Retrofitting 75,000 houses would save as much energy as in the Gulf spill
Here’s a visceral way to represent potential energy savings in the built environment:
That’s via the folks at Energy Savvy.
If only the Senate had some sort of legislative strategy that could put this information to use … oh, wait, it does! Home Star legislation will spur the retrofit of 3.3 million homes, enough to save the energy floating in the Gulf 44 times over, at roughly 1/40 the cost of mopping it up. As we speak, that legislation is languishing in the Senate. If its energy efficiency provisions are improved, the coming Senate energy bill could save even more energy and money. Perhaps senators could spend less time rending garments and encouraging Obama to Act Angry and more time passing the energy solutions sitting in front of them.
Here’s Energy Savvy’s explanation of the graphic:
• The energy contained in the biggest oil spill in U.S. history is equal to the energy that just 75,000 homes waste in a single year.

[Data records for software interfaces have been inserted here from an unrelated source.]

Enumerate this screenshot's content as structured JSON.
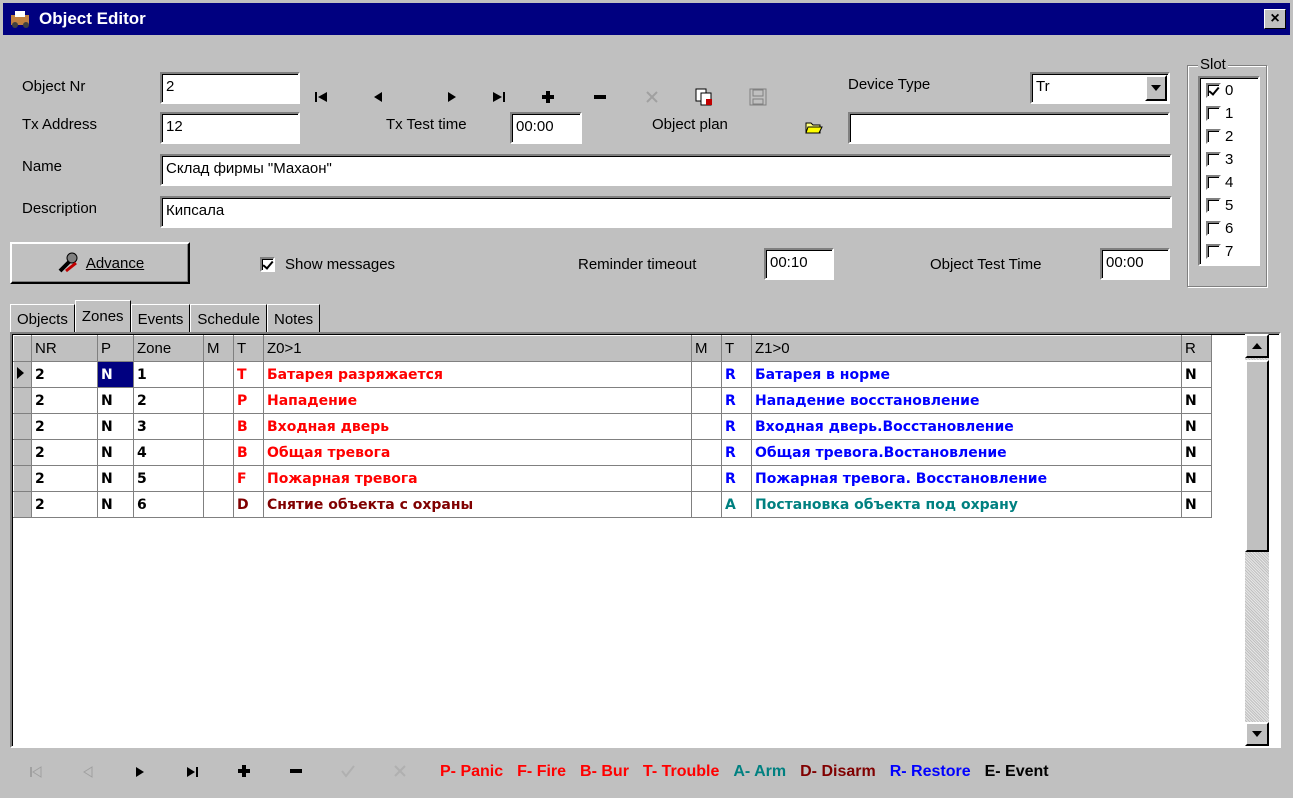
{
  "window": {
    "title": "Object Editor",
    "close": "×"
  },
  "form": {
    "object_nr_label": "Object Nr",
    "object_nr_value": "2",
    "tx_address_label": "Tx Address",
    "tx_address_value": "12",
    "tx_test_time_label": "Tx Test time",
    "tx_test_time_value": "00:00",
    "object_plan_label": "Object plan",
    "object_plan_value": "",
    "device_type_label": "Device Type",
    "device_type_value": "Tr",
    "name_label": "Name",
    "name_value": "Склад фирмы \"Махаон\"",
    "description_label": "Description",
    "description_value": "Кипсала",
    "advance_label": "Advance",
    "show_messages_label": "Show messages",
    "show_messages_checked": true,
    "reminder_timeout_label": "Reminder timeout",
    "reminder_timeout_value": "00:10",
    "object_test_time_label": "Object Test Time",
    "object_test_time_value": "00:00"
  },
  "slot": {
    "title": "Slot",
    "items": [
      {
        "label": "0",
        "checked": true
      },
      {
        "label": "1",
        "checked": false
      },
      {
        "label": "2",
        "checked": false
      },
      {
        "label": "3",
        "checked": false
      },
      {
        "label": "4",
        "checked": false
      },
      {
        "label": "5",
        "checked": false
      },
      {
        "label": "6",
        "checked": false
      },
      {
        "label": "7",
        "checked": false
      }
    ]
  },
  "tabs": [
    "Objects",
    "Zones",
    "Events",
    "Schedule",
    "Notes"
  ],
  "active_tab": "Zones",
  "grid": {
    "headers": [
      "NR",
      "P",
      "Zone",
      "M",
      "T",
      "Z0>1",
      "M",
      "T",
      "Z1>0",
      "R"
    ],
    "rows": [
      {
        "nr": "2",
        "p": "N",
        "zone": "1",
        "m1": "",
        "t1": "T",
        "z01": "Батарея разряжается",
        "m2": "",
        "t2": "R",
        "z10": "Батарея в норме",
        "r": "N",
        "c1": "#ff0000",
        "c2": "#0000ff"
      },
      {
        "nr": "2",
        "p": "N",
        "zone": "2",
        "m1": "",
        "t1": "P",
        "z01": "Нападение",
        "m2": "",
        "t2": "R",
        "z10": "Нападение восстановление",
        "r": "N",
        "c1": "#ff0000",
        "c2": "#0000ff"
      },
      {
        "nr": "2",
        "p": "N",
        "zone": "3",
        "m1": "",
        "t1": "B",
        "z01": "Входная дверь",
        "m2": "",
        "t2": "R",
        "z10": "Входная дверь.Восстановление",
        "r": "N",
        "c1": "#ff0000",
        "c2": "#0000ff"
      },
      {
        "nr": "2",
        "p": "N",
        "zone": "4",
        "m1": "",
        "t1": "B",
        "z01": "Общая тревога",
        "m2": "",
        "t2": "R",
        "z10": "Общая тревога.Востановление",
        "r": "N",
        "c1": "#ff0000",
        "c2": "#0000ff"
      },
      {
        "nr": "2",
        "p": "N",
        "zone": "5",
        "m1": "",
        "t1": "F",
        "z01": "Пожарная тревога",
        "m2": "",
        "t2": "R",
        "z10": "Пожарная тревога. Восстановление",
        "r": "N",
        "c1": "#ff0000",
        "c2": "#0000ff"
      },
      {
        "nr": "2",
        "p": "N",
        "zone": "6",
        "m1": "",
        "t1": "D",
        "z01": "Снятие объекта с охраны",
        "m2": "",
        "t2": "A",
        "z10": "Постановка объекта под охрану",
        "r": "N",
        "c1": "#800000",
        "c2": "#008080"
      }
    ]
  },
  "legend": [
    {
      "text": "P- Panic",
      "color": "#ff0000"
    },
    {
      "text": "F- Fire",
      "color": "#ff0000"
    },
    {
      "text": "B- Bur",
      "color": "#ff0000"
    },
    {
      "text": "T- Trouble",
      "color": "#ff0000"
    },
    {
      "text": "A- Arm",
      "color": "#008080"
    },
    {
      "text": "D- Disarm",
      "color": "#800000"
    },
    {
      "text": "R- Restore",
      "color": "#0000ff"
    },
    {
      "text": "E- Event",
      "color": "#000000"
    }
  ]
}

• The estimated cost to clean up the oil spill ($40 B) is many times greater than the cost to retrofit 75,000 houses ($1 B) and save the energy equivalent of the gulf oil spill every year.
• 75,000 houses = mid-sized U.S. city or large suburb of a major city, like Chattanooga, Tenn. or Providence, R.I.
• The oil spill, since it began in April 2010, has leaked between 25 – 50 million gallons of oil into the Gulf of Mexico. We’re using a conservative estimate of around 30 million gallons for our calculations.
• A typical house wastes 30 percent more energy than an efficient one does. On average, that means that 51 MMBtu’s are being wasted by a typical home every year.
• A typical home energy retrofit costs around $10,000 per house — before any utility or governments energy rebates are applied. A home energy retrofit doesn’t just save energy for a single year — it prevents waste year after year on an ongoing basis once it’s done.